Near death, his testicles having swollen to an enormous size, he calls all his people to him and then bursts, killing almost all of them and turning them into reeds. Hurled a long way off by the force of the explosion, his testicles become two little islands in Lake Eyre South called Kadlupinpipipalpila.

Adapted from Luise Hercus and Peter Sutton, 1985 ‘The Assessment of Aboriginal Cultural Significance of Mound Springs in South Australia’ in Heritage of the Mound Springs, Department of Environment & Planning South Australia, 1986.

A Traditional Story of Mangkapiljinha, Edith Springs

Arabana people talk with awe of two springs near Mt Margaret, one bright green, the other red like blood. The red spring is associated with a deadly curse that belongs to the Fish and Crane history and nothing will grow around it.

Nearby are said to be rocks that look like girls, a locality known as Thita-puntakanha, ‘Bushes Broken’. The crane had become so distracted by his obscenities with his daughters in law that he let go of the bushes with which they were sweeping the water for the two giant Yellow-bellies and the fish escaped. As a result of this a curse is uttered which belongs to the Mangkapilji spring: it makes people swell up and die.

Some say that the curse can be turned back by means of the right incantations, but no Arabana person will go anywhere near the Mangkapilji spring. They say the water is undrinkable in any case.
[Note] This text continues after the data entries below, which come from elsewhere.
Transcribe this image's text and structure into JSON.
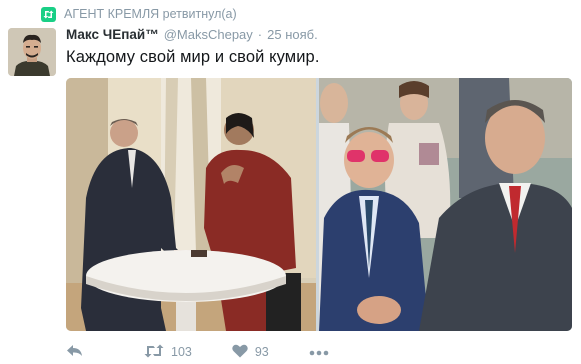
{
  "retweet_context": {
    "icon": "retweet-icon",
    "text": "АГЕНТ КРЕМЛЯ ретвитнул(а)"
  },
  "author": {
    "display_name": "Макс ЧЕпай™",
    "username": "@MaksChepay",
    "separator": "·",
    "timestamp": "25 нояб."
  },
  "tweet": {
    "text": "Каждому свой мир и свой кумир."
  },
  "media": {
    "photo_count": 2
  },
  "actions": {
    "reply_icon": "reply-icon",
    "retweet_icon": "retweet-icon",
    "retweet_count": "103",
    "like_icon": "heart-icon",
    "like_count": "93",
    "more_icon": "more-icon"
  },
  "colors": {
    "muted": "#8899a6",
    "retweet_green": "#19cf86",
    "text": "#14171a"
  }
}
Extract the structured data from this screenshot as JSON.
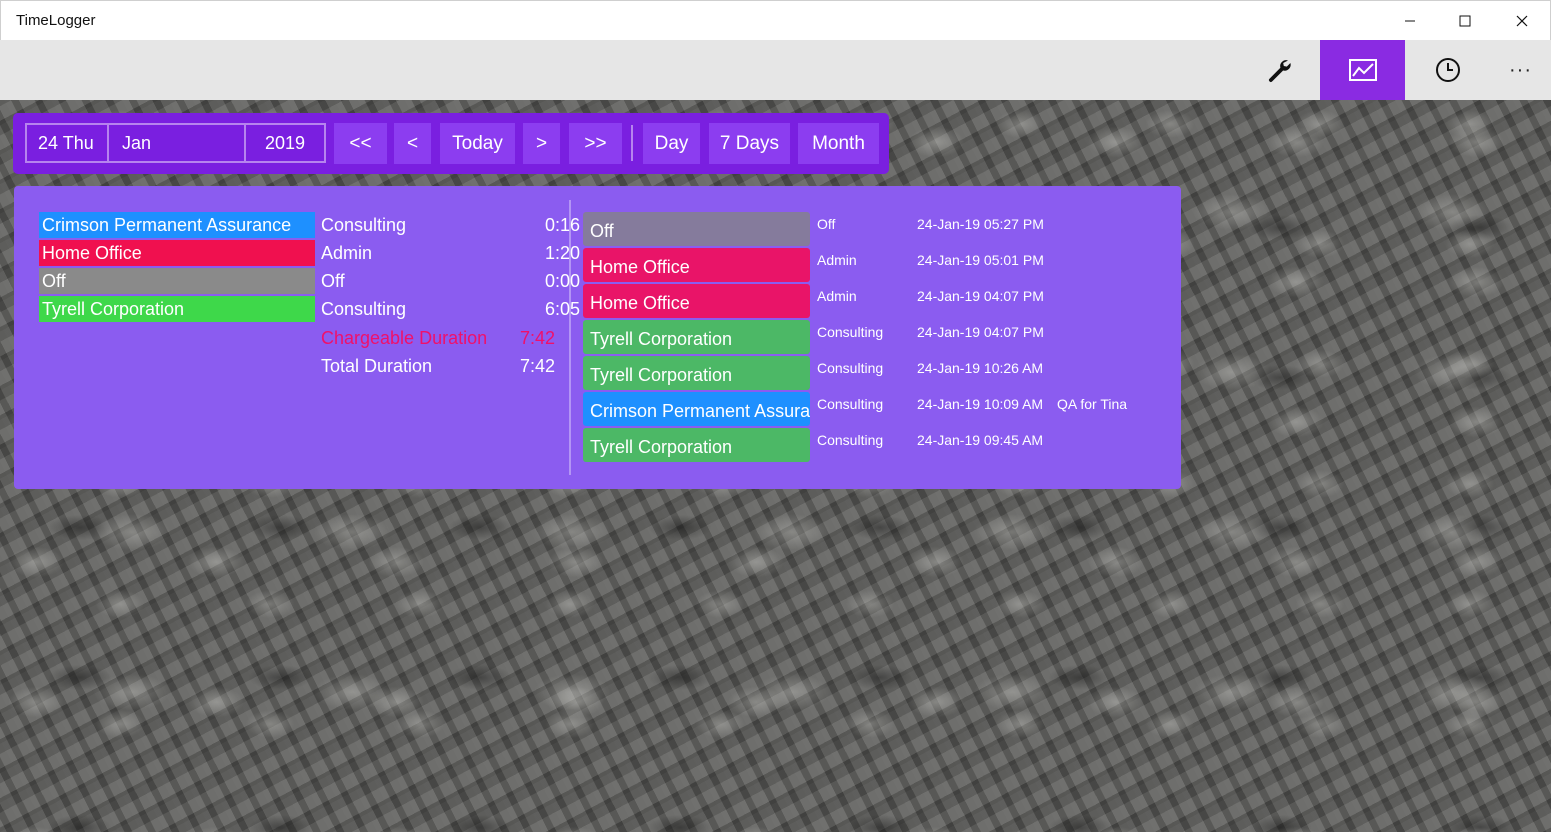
{
  "window": {
    "title": "TimeLogger"
  },
  "command_bar": {
    "buttons": [
      {
        "name": "settings",
        "icon": "wrench-icon"
      },
      {
        "name": "report",
        "icon": "chart-icon",
        "active": true
      },
      {
        "name": "timer",
        "icon": "clock-icon"
      },
      {
        "name": "more",
        "icon": "more-icon",
        "label": "···"
      }
    ],
    "accent": "#8a2be2"
  },
  "date_picker": {
    "day": "24 Thu",
    "month": "Jan",
    "year": "2019"
  },
  "navigation": {
    "first": "<<",
    "prev": "<",
    "today": "Today",
    "next": ">",
    "last": ">>",
    "day": "Day",
    "seven_days": "7 Days",
    "month": "Month"
  },
  "summary": {
    "rows": [
      {
        "client": "Crimson Permanent Assurance",
        "activity": "Consulting",
        "duration": "0:16",
        "color": "#1e90ff"
      },
      {
        "client": "Home Office",
        "activity": "Admin",
        "duration": "1:20",
        "color": "#f0104f"
      },
      {
        "client": "Off",
        "activity": "Off",
        "duration": "0:00",
        "color": "#8a8a8a"
      },
      {
        "client": "Tyrell Corporation",
        "activity": "Consulting",
        "duration": "6:05",
        "color": "#3ed84a"
      }
    ],
    "chargeable_label": "Chargeable Duration",
    "chargeable_value": "7:42",
    "chargeable_color": "#f0106a",
    "total_label": "Total Duration",
    "total_value": "7:42"
  },
  "entries": [
    {
      "client": "Off",
      "activity": "Off",
      "time": "24-Jan-19 05:27 PM",
      "note": "",
      "color": "#857b9c"
    },
    {
      "client": "Home Office",
      "activity": "Admin",
      "time": "24-Jan-19 05:01 PM",
      "note": "",
      "color": "#e91468"
    },
    {
      "client": "Home Office",
      "activity": "Admin",
      "time": "24-Jan-19 04:07 PM",
      "note": "",
      "color": "#e91468"
    },
    {
      "client": "Tyrell Corporation",
      "activity": "Consulting",
      "time": "24-Jan-19 04:07 PM",
      "note": "",
      "color": "#4cb866"
    },
    {
      "client": "Tyrell Corporation",
      "activity": "Consulting",
      "time": "24-Jan-19 10:26 AM",
      "note": "",
      "color": "#4cb866"
    },
    {
      "client": "Crimson Permanent Assurance",
      "activity": "Consulting",
      "time": "24-Jan-19 10:09 AM",
      "note": "QA for Tina",
      "color": "#1e90ff"
    },
    {
      "client": "Tyrell Corporation",
      "activity": "Consulting",
      "time": "24-Jan-19 09:45 AM",
      "note": "",
      "color": "#4cb866"
    }
  ]
}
[From Heritage of the Mound Springs: the Assessment of Aboriginal Cultural Significance. Dr Luise Hercus & Dr Peter Sutton in association with Kinhill Stearns, South Australian Department of Environment & Planning, 1986. See also FOMS Newsletter No. 4 August 2007 for additional information on the Fish and Crane history]